Krakowiak for Post MoMA
#photography & visual arts
small, Krakowiak for Post MoMA, schemat krakowiak_7096869.jpg
Katarzyna Krakowiak has created a project devoted to the Sogetsu Art Center in Tokyo, as part of the MoMA’s Post online-research platform
Post ("post:notes on modern and contemporary art around the globe") is a digital platform devoted to studies of experimental art of the 20th and 21st centuries, presented through a variety of text- and image-based media. Released by the Museum of Modern Art in New York City, it functions as a fusion of online diary, archive, exhibition space and an open forum that makes the most of the hierarchy-free Internet environment, and opens itself up for experts and artists from all over the world to share their research knowledge, concepts and critical opinions.
The point of departure for Post are MoMA’s critical investigations, with an emphasis on those carried out by C-MAP, the Contemporary and Modern Art Perspectives in a Global Age Initiative (started in 2009). The online platform was launched in February 2013 and aims to question definitions of modernism in terms of early 20th-century Western avant-gardes. Its areas of focus involve East Central Europe, Central Asia (especially Japan), and Latin America. One member of the C-MAP research group is the Polish art historian Magdalena Moskalewicz.
Katarzyna Krakowiak, Acoustic Model, in collaboration with Andrzej K. Kłosak / archAKUSTIK, 2013, image courtesy of the artist
The artist Katarzyna Krakowiak has been invited to take part in Post activities. Krakowiak bases her practise on exploring the inconspicuous relationships between sound and architecture. On this occasion, she created a research project devoted to the modernist building of Sogetsu Art Center (SAC) in Tokyo.
The building designed by Kenzo Tange was built in 1957 for Sogetsu ikebana school (Japanese art of flower arrangement, with the school established 30 years earlier by Teshigara Sofu). In between 1958 and 1971 the building simultaneously served the Sogetsu Art Center, a hub for modern art and music, set up by Hiroshi Sofu, Teshigara's son. While the upper floors of the buildings were used as classrooms for the silent lessons of ikebana, the concert hall situated below served the most experimental - and noisy - musical experiments of the time.

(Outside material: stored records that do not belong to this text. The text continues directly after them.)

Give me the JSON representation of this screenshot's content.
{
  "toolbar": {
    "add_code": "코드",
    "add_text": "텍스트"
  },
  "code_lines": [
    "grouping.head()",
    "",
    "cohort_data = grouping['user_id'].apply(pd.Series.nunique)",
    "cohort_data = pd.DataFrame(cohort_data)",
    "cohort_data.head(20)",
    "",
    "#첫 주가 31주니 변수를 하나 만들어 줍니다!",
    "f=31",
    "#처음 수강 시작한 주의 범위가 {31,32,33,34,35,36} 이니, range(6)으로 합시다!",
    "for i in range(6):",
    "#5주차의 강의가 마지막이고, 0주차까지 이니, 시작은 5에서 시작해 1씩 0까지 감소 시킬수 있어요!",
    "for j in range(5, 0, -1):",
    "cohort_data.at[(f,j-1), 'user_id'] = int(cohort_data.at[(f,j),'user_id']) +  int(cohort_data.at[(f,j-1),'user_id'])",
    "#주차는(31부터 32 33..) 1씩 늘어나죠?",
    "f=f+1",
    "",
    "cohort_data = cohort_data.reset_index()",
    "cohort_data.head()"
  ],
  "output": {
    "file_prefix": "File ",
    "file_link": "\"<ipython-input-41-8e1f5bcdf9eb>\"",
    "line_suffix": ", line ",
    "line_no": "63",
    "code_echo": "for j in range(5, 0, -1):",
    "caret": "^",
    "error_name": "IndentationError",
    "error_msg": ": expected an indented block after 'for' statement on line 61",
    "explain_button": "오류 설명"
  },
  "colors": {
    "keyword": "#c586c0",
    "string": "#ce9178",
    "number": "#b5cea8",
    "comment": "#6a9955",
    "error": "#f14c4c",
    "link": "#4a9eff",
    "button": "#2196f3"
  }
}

It is this architectural co-existence of the two very different models of art and sound production that Katarzyna Krakowiak problematizes in her project - Magdalena Moskalewicz says to Culture.pl.
SAC has been recognized as a key venue for experimental activities in Japan from 1958 to 1971. Katarzyna Krakowiak talks about her project with Culture.pl:
John Cage was working in the basement of the building at the turn of 1959, with the Ikebana School located above his head. In my project, I have pictured the relationship between these two acoustic environments – the resonance box underground and sounds it was transferring to the silent, meditative space above, where flower compositions would be carefully put together. Using archival photographs, I reconstructed the building. I was trying to listen closely to it. I removed all the functional spaces for the sake of this project: stairs, bathrooms or the lift, turning the building into an abstract form designated for sound distribution.
Krakowiak’s piece, When a Stem Breaks the Water…, comprises animations picturing the movement of sound inside the building and following its path, and a scale drawing showing a 1:1 detail of the building – the so-called “spirit of the staircase”, the empty space between the steps.
The Acoustic Model can be viewed here
Sources: post, artist’s materials, own materials
Author: Agnieszka Sural, 17.09.2013. transl. with edits: AM 18.09.2013